“I had earlier given Robinah money to build an altar for the Catholic Church. I had bought iron sheets for the Anglican Church and mats and paint for the Mosque. I was paying back for their generosity towards my daughter, but they thought it was Robinah doing it.
“I invited the late Bishop Misaeri Kawuma of Namirembe as the chief guest. I went to Walter’s office to invite him to my son’s party. His jealousy had not died away. I begged him and he accepted. I gave him a peck before I left. I saw that he was heart-broken, but I knew he would come for sure.
“Rumours went around the village that Robinah was going to introduce her fiancé; that the man, Mack, was disguising it as a graduation party; that he feared that people would say that he was going to marry an Albino. By that time, this village knew me as the woman who had adopted Robinah.
“That day there was a lot of food and drinks from tonto, sodas, to beer. Five cows, ten goats and many chicken had been slaughtered. It was a big feast.
“Walter came with two of his daughters, and not surprisingly, one was an Albino. I asked Robinah to sit him on the high table. Walter sat next to David. The function was well-organized and I saw Mack and his friends were happy. We had Segico Disco – the best.
“The tents were raised in front of the old house where had I left Robinah 27 years ago. I had a reason for doing that.
“Ha! Hajji Ashraf, the village was on fire. All Mark’s relatives were present. The speeches started and it was all praise for Mark, Robinah and Doloka and the village that provided for Robinah.
“Usually it is the graduate to speak last but I requested the Master of Ceremonies to call me last after Mark. When I stood up, I kept quiet for over a minute before I started talking. My quietness attracted a lot of attention. I had already talked to the bishop about it, the day before. He saw me breaking down and he came near me and held me by the shoulders. This got people to be more attentive than ever. I became firm, and I started:
“‘The year was 1975, when as a girl, I became pregnant by a young boy, Walter…’

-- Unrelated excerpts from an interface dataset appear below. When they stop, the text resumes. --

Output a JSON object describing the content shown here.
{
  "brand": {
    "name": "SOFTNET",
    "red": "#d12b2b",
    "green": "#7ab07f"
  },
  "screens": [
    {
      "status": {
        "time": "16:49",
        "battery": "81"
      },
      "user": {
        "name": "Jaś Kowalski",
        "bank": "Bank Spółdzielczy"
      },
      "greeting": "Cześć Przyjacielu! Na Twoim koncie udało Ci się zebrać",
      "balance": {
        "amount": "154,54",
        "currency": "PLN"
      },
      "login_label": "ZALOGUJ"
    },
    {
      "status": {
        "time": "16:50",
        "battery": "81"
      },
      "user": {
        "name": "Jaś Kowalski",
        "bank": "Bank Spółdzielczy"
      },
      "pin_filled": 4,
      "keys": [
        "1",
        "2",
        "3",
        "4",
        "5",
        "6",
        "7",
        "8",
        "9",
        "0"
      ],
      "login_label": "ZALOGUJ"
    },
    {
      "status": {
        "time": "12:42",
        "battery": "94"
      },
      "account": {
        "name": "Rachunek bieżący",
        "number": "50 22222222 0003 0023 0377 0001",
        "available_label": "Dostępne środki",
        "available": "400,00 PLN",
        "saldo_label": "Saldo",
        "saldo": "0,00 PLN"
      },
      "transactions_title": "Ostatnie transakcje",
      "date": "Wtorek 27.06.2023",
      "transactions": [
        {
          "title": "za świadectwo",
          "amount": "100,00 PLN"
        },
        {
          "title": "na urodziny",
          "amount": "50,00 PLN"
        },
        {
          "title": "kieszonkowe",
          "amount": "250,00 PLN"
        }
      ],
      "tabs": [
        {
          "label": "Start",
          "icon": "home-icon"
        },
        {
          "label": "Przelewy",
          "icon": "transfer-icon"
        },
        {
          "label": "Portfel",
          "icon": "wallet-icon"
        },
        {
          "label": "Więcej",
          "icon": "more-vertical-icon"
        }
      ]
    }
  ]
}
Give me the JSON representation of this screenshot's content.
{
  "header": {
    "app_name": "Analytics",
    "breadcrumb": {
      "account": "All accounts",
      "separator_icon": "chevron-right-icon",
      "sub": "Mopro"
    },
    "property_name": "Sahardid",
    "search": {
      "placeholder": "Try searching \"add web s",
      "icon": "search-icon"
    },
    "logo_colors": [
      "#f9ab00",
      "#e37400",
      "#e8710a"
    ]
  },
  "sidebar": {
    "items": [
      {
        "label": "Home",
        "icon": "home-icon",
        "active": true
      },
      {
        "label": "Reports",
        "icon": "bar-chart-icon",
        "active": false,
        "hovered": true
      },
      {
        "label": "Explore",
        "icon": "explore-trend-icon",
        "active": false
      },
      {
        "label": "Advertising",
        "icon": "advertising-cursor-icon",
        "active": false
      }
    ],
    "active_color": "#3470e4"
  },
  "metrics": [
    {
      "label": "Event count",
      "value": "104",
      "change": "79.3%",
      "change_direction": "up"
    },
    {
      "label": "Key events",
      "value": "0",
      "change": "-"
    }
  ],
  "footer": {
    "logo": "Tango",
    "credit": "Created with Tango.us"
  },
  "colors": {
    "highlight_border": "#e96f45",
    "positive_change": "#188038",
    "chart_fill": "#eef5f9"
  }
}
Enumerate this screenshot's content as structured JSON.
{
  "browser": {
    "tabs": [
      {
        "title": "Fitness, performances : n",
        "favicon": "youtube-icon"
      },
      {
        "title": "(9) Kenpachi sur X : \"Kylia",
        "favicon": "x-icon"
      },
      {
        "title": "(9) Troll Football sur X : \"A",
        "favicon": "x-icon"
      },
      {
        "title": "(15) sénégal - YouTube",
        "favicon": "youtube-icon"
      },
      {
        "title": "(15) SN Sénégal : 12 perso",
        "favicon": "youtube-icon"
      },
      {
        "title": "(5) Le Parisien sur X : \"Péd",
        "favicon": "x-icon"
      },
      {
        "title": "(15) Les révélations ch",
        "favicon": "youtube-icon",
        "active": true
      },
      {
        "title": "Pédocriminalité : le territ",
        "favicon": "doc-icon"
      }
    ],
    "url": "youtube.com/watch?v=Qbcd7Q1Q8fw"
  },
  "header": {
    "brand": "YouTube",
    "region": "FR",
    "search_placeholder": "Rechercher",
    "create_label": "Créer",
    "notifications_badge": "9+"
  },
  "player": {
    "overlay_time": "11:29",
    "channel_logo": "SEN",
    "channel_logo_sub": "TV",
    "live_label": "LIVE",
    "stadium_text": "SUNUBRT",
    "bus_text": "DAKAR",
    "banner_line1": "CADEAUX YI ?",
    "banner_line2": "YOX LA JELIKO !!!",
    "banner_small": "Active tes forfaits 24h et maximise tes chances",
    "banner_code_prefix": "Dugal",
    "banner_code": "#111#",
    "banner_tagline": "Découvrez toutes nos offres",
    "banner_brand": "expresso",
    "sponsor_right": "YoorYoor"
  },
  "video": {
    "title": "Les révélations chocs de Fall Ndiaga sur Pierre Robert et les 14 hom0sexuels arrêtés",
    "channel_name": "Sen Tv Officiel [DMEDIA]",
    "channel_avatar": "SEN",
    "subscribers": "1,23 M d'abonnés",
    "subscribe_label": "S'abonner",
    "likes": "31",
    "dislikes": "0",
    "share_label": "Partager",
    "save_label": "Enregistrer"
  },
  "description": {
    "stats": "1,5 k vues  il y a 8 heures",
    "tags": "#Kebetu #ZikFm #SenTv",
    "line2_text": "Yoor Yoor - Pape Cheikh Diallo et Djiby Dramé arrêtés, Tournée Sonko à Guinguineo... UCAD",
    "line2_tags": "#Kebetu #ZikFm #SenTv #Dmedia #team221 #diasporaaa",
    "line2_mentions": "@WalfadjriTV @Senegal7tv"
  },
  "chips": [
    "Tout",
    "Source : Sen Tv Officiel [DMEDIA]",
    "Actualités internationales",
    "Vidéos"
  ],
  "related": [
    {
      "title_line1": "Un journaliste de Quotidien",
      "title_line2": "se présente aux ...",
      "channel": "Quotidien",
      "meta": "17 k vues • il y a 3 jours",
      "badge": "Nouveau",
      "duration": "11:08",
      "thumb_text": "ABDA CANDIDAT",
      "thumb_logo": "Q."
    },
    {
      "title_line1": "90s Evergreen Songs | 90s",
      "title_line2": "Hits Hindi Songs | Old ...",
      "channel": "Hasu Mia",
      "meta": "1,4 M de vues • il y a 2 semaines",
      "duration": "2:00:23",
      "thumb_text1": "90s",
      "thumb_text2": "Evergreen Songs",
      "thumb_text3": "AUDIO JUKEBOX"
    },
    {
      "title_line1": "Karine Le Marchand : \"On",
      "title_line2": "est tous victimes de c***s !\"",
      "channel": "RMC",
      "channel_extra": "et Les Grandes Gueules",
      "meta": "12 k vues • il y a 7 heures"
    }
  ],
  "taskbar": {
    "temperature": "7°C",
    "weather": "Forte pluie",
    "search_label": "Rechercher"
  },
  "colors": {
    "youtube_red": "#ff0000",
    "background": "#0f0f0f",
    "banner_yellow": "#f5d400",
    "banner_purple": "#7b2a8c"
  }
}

“Hajji, I said it all, but I kept the name of that girl up to the end. The location was so quite that you could hear the fall of a needle. At the end of the story I said; ‘The woman I’m talking about is me. I’m the mother of Robinah and the father is that one there, Counsel Walter’.
“I was about to break down but the bishop held me firmly. And he started singing: Tumutendeze, Yesu. The whole congregation started singing with him. I saw excitement everywhere.
“Robinah, who was seated next to Mark, stood up and ran into the house – crying. Walter followed her calling her to come back. David came to me and held me firmly. Mark remained standing; he could not believe what was happening.
“Hajji, that is my story. Robinah was very welcomed into her family. Doloka died three years ago; and I’m happy with my David – very happy.”
At this point Lillian invited Robinah who was in the car to greet me, Hajji Ashraf.I was so happy for them, bambi. Thanks for reading Lillian’s story.